In “Negroes with Guns” by Robert F. Williams the reader is asked if guns are needed by African people in the Americans to defend themselves.
Robert F. Williams attempts to answer this question in this memoir.
Guns do not replace manhood. The modern day gun is somewhat like a crutch used by a crippled white man. Indeed, they are the worse kind. They give unnatural powers to white men who should have none, raise him up above the ground to run, and shield him from his true height in nature.
It is with this lens Robert F. Williams reveals the true idea and utility of the gun. We realize early in the book why Robert F. Williams makes a “call to arms”. He saw a group of Ima (white) males and females determined to terrorize his community. He saw a group of Ima males who were socialized to be antagonist towards African people. It was with a wise mind Robert F. Williams viewed the gun as a weapon of change.
The book highlights how the mere presence of a gun or guns changed the conversation. A weak man or group was able to elevate their ability to accomplish their individual or group will.
For a person to attain this idea, knowledge, one must be socialized or exposed to the power of the gun – a tool – a tool of war.
Fortunate for Robert F. Williams, he was blessed with both experiences.
He was socialized as a young man from the South to be industrious and manly with guns and witnessed their power as a warrior in the US Marines.
We recognize this by Robert F. Williams’ alarm and reaction after learning African American women were being accosted, sexually harassed and raped by Ima males.
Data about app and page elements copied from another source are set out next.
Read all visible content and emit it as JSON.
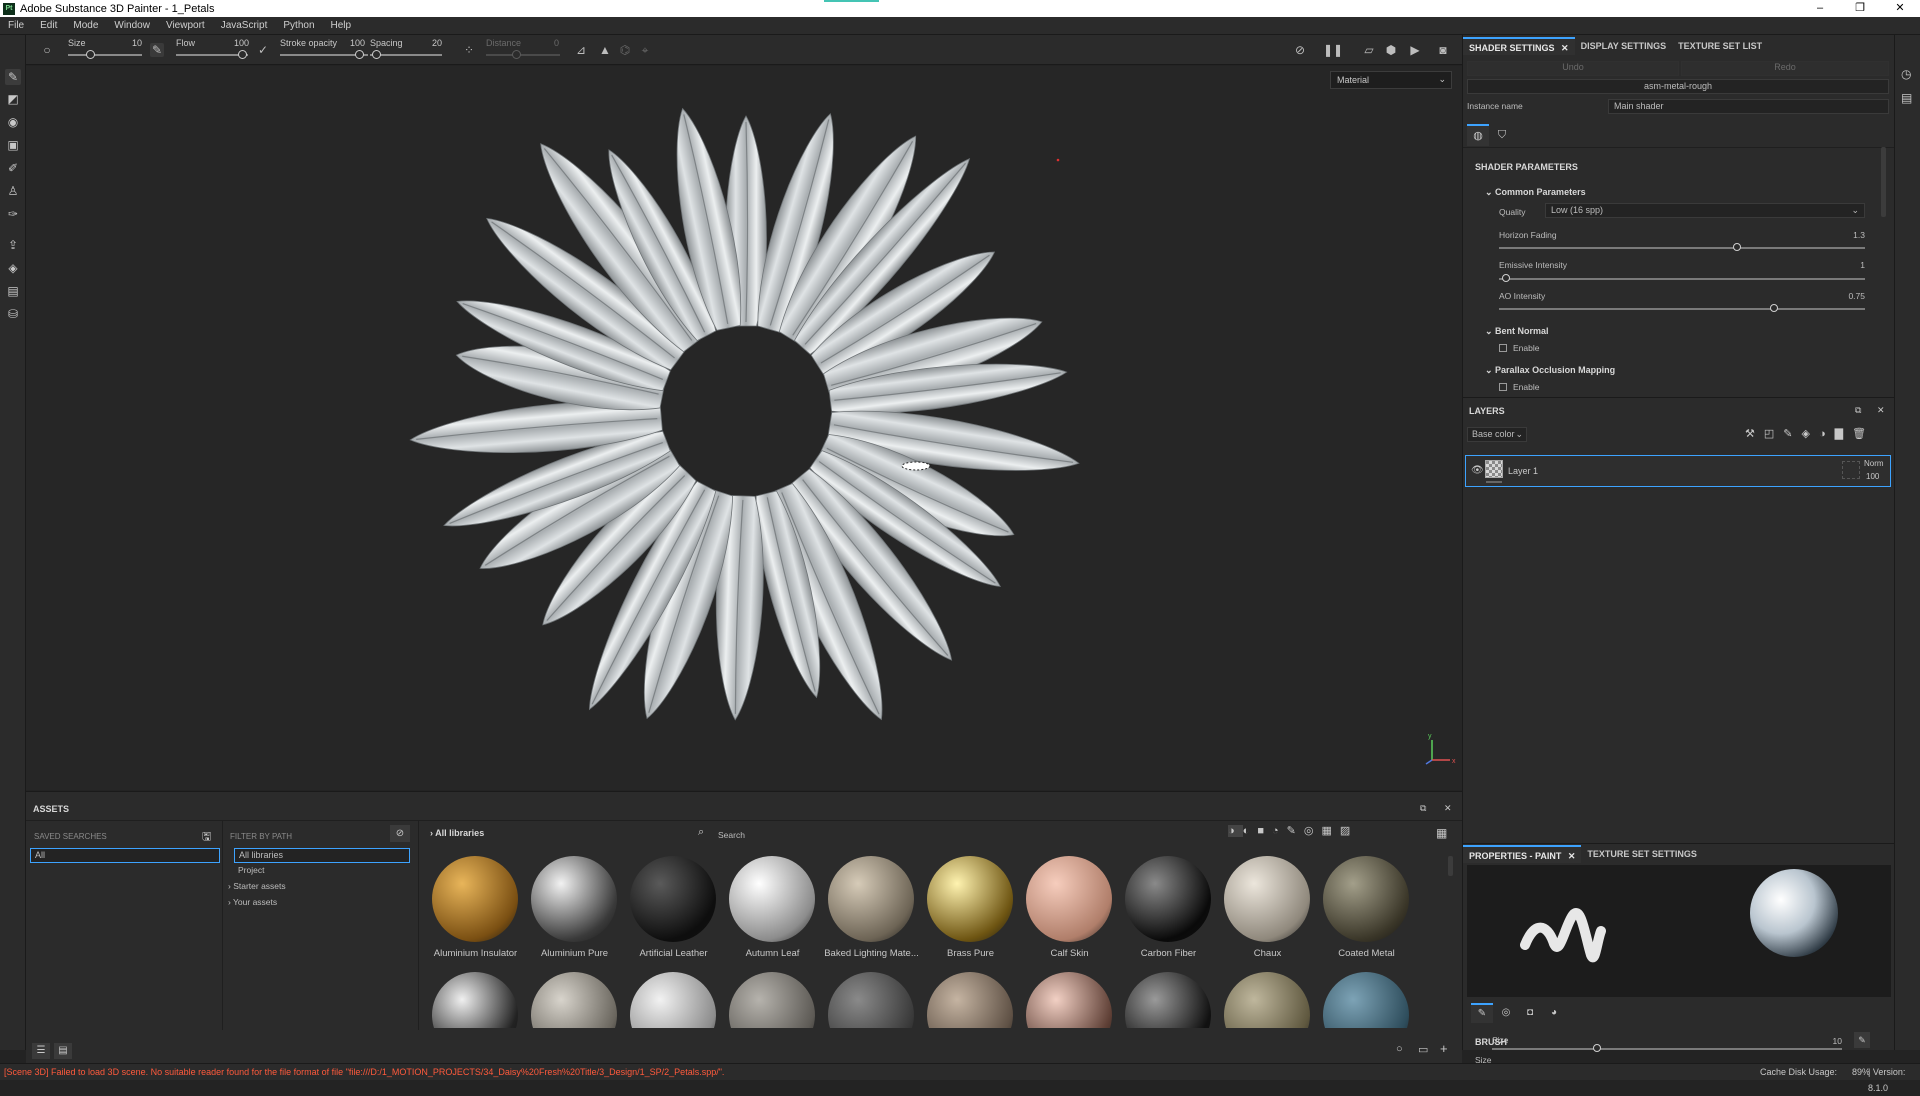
{
  "window": {
    "title": "Adobe Substance 3D Painter - 1_Petals",
    "app_icon_text": "Pt",
    "controls": [
      "–",
      "❐",
      "✕"
    ]
  },
  "menu": [
    "File",
    "Edit",
    "Mode",
    "Window",
    "Viewport",
    "JavaScript",
    "Python",
    "Help"
  ],
  "toolbar": {
    "size_label": "Size",
    "size_value": "10",
    "flow_label": "Flow",
    "flow_value": "100",
    "stroke_opacity_label": "Stroke opacity",
    "stroke_opacity_value": "100",
    "spacing_label": "Spacing",
    "spacing_value": "20",
    "distance_label": "Distance",
    "distance_value": "0"
  },
  "viewport": {
    "material_mode": "Material",
    "axis_labels": {
      "y": "y",
      "x": "x"
    }
  },
  "shader_settings": {
    "tabs": [
      {
        "label": "SHADER SETTINGS",
        "active": true
      },
      {
        "label": "DISPLAY SETTINGS",
        "active": false
      },
      {
        "label": "TEXTURE SET LIST",
        "active": false
      }
    ],
    "undo": "Undo",
    "redo": "Redo",
    "shader_name": "asm-metal-rough",
    "instance_label": "Instance name",
    "instance_value": "Main shader",
    "parameters_header": "SHADER PARAMETERS",
    "common_header": "Common Parameters",
    "quality_label": "Quality",
    "quality_value": "Low (16 spp)",
    "horizon_fading_label": "Horizon Fading",
    "horizon_fading_value": "1.3",
    "horizon_fading_fraction": 0.65,
    "emissive_label": "Emissive Intensity",
    "emissive_value": "1",
    "emissive_fraction": 0.02,
    "ao_label": "AO Intensity",
    "ao_value": "0.75",
    "ao_fraction": 0.75,
    "bent_normal_header": "Bent Normal",
    "bent_normal_enable": "Enable",
    "pom_header": "Parallax Occlusion Mapping",
    "pom_enable": "Enable"
  },
  "layers": {
    "title": "LAYERS",
    "channel": "Base color",
    "items": [
      {
        "name": "Layer 1",
        "blend": "Norm",
        "opacity": "100"
      }
    ]
  },
  "properties": {
    "tabs": [
      {
        "label": "PROPERTIES - PAINT",
        "active": true
      },
      {
        "label": "TEXTURE SET SETTINGS",
        "active": false
      }
    ],
    "brush_header": "BRUSH",
    "size_label": "Size",
    "size_sub_label": "Size",
    "size_value": "10"
  },
  "assets": {
    "title": "ASSETS",
    "saved_searches_label": "SAVED SEARCHES",
    "saved_search_value": "All",
    "filter_by_path_label": "FILTER BY PATH",
    "paths": [
      "All libraries",
      "Project",
      "Starter assets",
      "Your assets"
    ],
    "breadcrumb": "All libraries",
    "search_placeholder": "Search",
    "row1": [
      {
        "name": "Aluminium Insulator",
        "color_a": "#e8b55a",
        "color_b": "#7a4f12"
      },
      {
        "name": "Aluminium Pure",
        "color_a": "#f2f2f2",
        "color_b": "#3a3a3a"
      },
      {
        "name": "Artificial Leather",
        "color_a": "#5a5a5a",
        "color_b": "#0e0e0e"
      },
      {
        "name": "Autumn Leaf",
        "color_a": "#ffffff",
        "color_b": "#8c8c8c"
      },
      {
        "name": "Baked Lighting Mate...",
        "color_a": "#d6cbb8",
        "color_b": "#6d6455"
      },
      {
        "name": "Brass Pure",
        "color_a": "#fff3b0",
        "color_b": "#6e5512"
      },
      {
        "name": "Calf Skin",
        "color_a": "#f6cdbd",
        "color_b": "#b07e6a"
      },
      {
        "name": "Carbon Fiber",
        "color_a": "#8a8a8a",
        "color_b": "#0a0a0a"
      },
      {
        "name": "Chaux",
        "color_a": "#ece6dc",
        "color_b": "#8f887c"
      },
      {
        "name": "Coated Metal",
        "color_a": "#a39f8a",
        "color_b": "#3a3628"
      }
    ],
    "row2_colors": [
      {
        "color_a": "#f0f0f0",
        "color_b": "#222222"
      },
      {
        "color_a": "#d8d4cc",
        "color_b": "#6a665e"
      },
      {
        "color_a": "#f2f2f2",
        "color_b": "#8c8c8c"
      },
      {
        "color_a": "#b6b3ad",
        "color_b": "#5d5a55"
      },
      {
        "color_a": "#8a8a8a",
        "color_b": "#3a3a3a"
      },
      {
        "color_a": "#c5b4a2",
        "color_b": "#5f5145"
      },
      {
        "color_a": "#f2d0c4",
        "color_b": "#5e3f35"
      },
      {
        "color_a": "#9a9a9a",
        "color_b": "#111111"
      },
      {
        "color_a": "#bfb79d",
        "color_b": "#5f583f"
      },
      {
        "color_a": "#7da3b6",
        "color_b": "#2e4d5c"
      }
    ]
  },
  "status": {
    "error": "[Scene 3D] Failed to load 3D scene. No suitable reader found for the file format of file \"file:///D:/1_MOTION_PROJECTS/34_Daisy%20Fresh%20Title/3_Design/1_SP/2_Petals.spp/\".",
    "cache": "Cache Disk Usage:",
    "cache_value": "89%",
    "version": "| Version: 8.1.0"
  },
  "colors": {
    "accent": "#3da3ff",
    "error_text": "#ff5a3c",
    "panel_bg": "#2b2b2b",
    "viewport_bg": "#262626"
  }
}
Only a chauvinistic and chivalrous upbringing would have allowed Robert F. Williams’ approach to arise from his consciousness – buying and learning how to use guns for defense.
Indeed, African American male chivalry was the central reason Robert F. Williams encouraged African Americans in Monroe County to be armed – to protect themselves.
For example, Robert F. Williams, after a group of white males, the KKK, attempted to intimidate his community with a show of military force. Robert F. Williams used the gun as a deterrent.
According to “Negroes with Guns” by Robert Williams:
We had bought some guns too, in stores, and later a church in the North raised money and got us better rifles. The Klan discovered we were arming and guarding our community. In the summer of 1957 they made one big attempt to stop us.
An armed motorcade attacked Dr. Perry’s house, which is situated on the outskirts of the colored community. We shot it out with the Klan and repelled their attack and the Klan didn’t have any more stomach for this type of fight. They stopped raiding our community. (Williams 19)
This excerpt and book gives the reader a lens inside the life of Robert F. Williams and some reasons why African Americans began to arm themselves in the South and need to arm themselves now.
Robert Williams is a great example of African American male manhood. He exemplified gallantry.
- Umoja, Akinyele Omowale. We Will Shoot Back: Armed Resistance in the Mississippi Freedom Movement. Print.
- Williams, Robert F. Negroes with Guns. Detroit: Wayne State UP, 1998. Print.